Pilgrimage as Presence
The physical act of walking brings us more fully back into the present. Author Antonia Malchik shares, "Walking is what we turn to when we wish to show our devotion to our gods, and how we move when the precariousness of our precious human existence is laid bare."
During long hours of meditation, Zen Buddhist monks will rise to their feet, go outside, and walk slowly, extremely slowly, a meditative practice called zinhin enacted through their footsteps. Walking meditation is, like all meditation, a practice of being present. Of deliberateness. Zinhin adds the extra element of being aware of the body’s movement. Your awareness is on the press of each footfall, the slight swing of the arms. As you breathe in, and out, with the lift of the foot, the balance, and the planting down again—walking really is a glorious act—you notice other motions, like the way our shoulders shift and swing with each step forward, a metronomic inheritance of human evolution.
We walk when our hearts burn, when our minds are jumbled, when the pain of loss becomes a raging, inescapable force in our own bodies. Historically, we have walked to find physical healing when nothing else could cure us, and we have walked to confront our deeper internal questions, the chaotic “why?” that is the unceasing, never-answered cry of what it means to be a human being. Why are we here? Why do we suffer? Why do we go to such lengths to inflict suffering on ourselves, and on one another?

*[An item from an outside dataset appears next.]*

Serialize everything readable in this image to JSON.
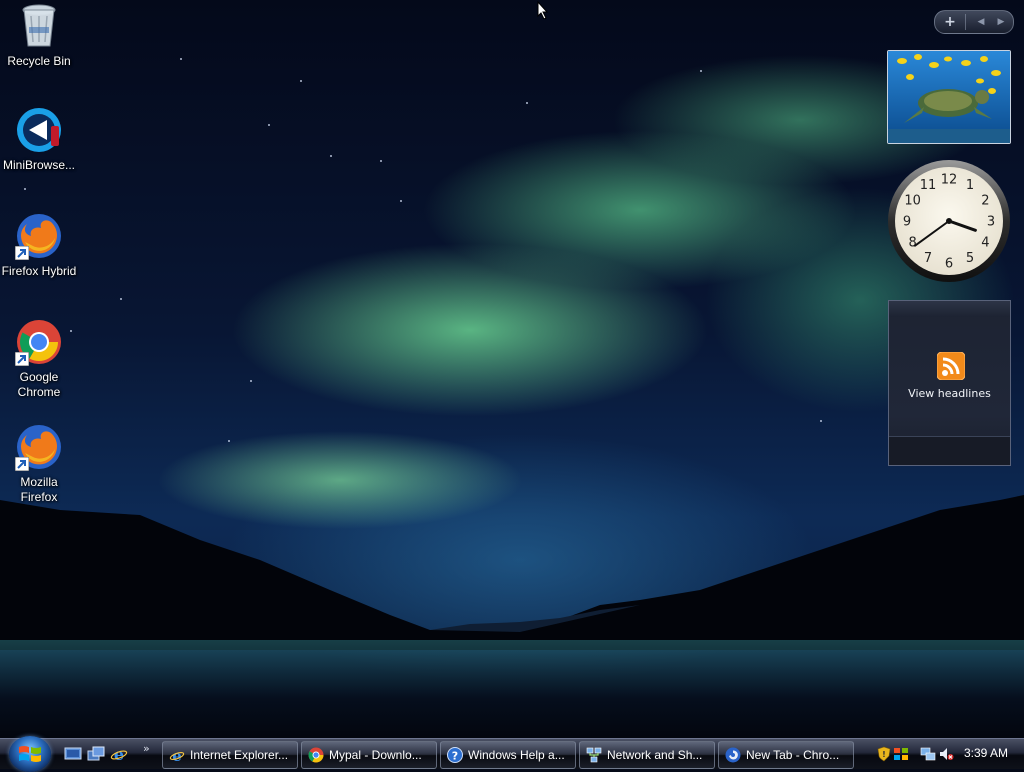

The technological age has distanced us both from our physical selves and from the physicality of the planet, but it hasn’t taken away our need for deeper meaning, felt most acutely in times of grief, heartbreak, or a spiritual crisis. Neither material goods, nor a blockbuster Hulu original series, nor an engaging Twitter account, is enough when we are faced with the reality of our own mortality. We cannot escape the knowledge that we die, that our most beloved relatives and friends die, that relationships end and landscapes we love will inevitably change. We protect ourselves from these realities with the chimes and beeps and pings and harried hurry of our overscheduled lives. But they don’t go away, no matter how busy we are.
The deeper we bury our fears under the dings and distractions, the further we distance ourselves from the connection that’s defined our evolutionary path to being Homo sapiens: that link between ourselves and the delicate ecosystem that makes our existence possible. Walking for spiritual enlightenment or in emotional distress forces us to re-engage with the physical world. We have to step in dirt, duck under trees, walk under the sun and through the rain. We have to think about our bodies, how our backs are feeling, whether our feet ache, how hot we are, how cold, how tired. And to marvel at what we are capable of when tested.
Walking forces us squarely back into the knowledge that the conveniences of air conditioning, central heating, insulated walls, and chairs have cut us off from the physical reality of life. We have to acknowledge the gravel and tree roots and trash underfoot, smell the apple blossoms and car exhaust, hear the birds and the noise of traffic. We have to remember that we are mammals of the genus Homo, and our neglected bodies are capable of more than we can imagine.
The Camino de Santiago, Mecca, Mount Kailash, Shikoku in Japan, the Nidaros Cathedral in Norway, the shrine of Shri Mata Vaishno Devi in India’s Jammu foothills, Nhlangakazi mountain in South Africa, Croagh Patrick in Ireland, England’s Canterbury Cathedral—throughout the world, there are more opportunities for pilgrimage than any one person can comprehend, and they all carry psychological weight for those who seek them out and follow them on foot. These spiritual lodestars have called to millions of pilgrims over thousands of years. In kind and longevity, they seem to have little in common with more recent journeys to the former homes of writers, artists, or pop stars; but they all tap into basic emotions that we humans long to express: to honor, and to mourn. We honor our gods and our faiths and the artists, writers, leaders, and dissidents who have in some way influenced our lives or worldviews. We mourn the losses of loved ones, our marriages, the ever-present sorrow of the human condition, the saints and spiritual leaders who guide our paths. The ground of pilgrimage trails is hallowed by the feet of those who have gone before.
Walking is what we turn to when we wish to show our devotion to our gods, and how we move when the precariousness of our precious human existence is laid bare. It reopens our relationships with our values, our fears, our purpose. It shows us the path to our own private souls. “The longest journey is the journey inwards,” wrote former Secretary-General of the United Nations Dag Hammarskjöld in his spiritual diary Markings, “of him who has chosen his destiny.” We walk to find our prophets, our guides, our ancestors, but ourselves most of all, and through ourselves, we find one another.
This article has been adapted from Antonia Malchik’s new book, A Walking Life: Reclaiming Our Health and Our Freedom One Step at a Time. Copyright © 2019 by Antonia Malchik.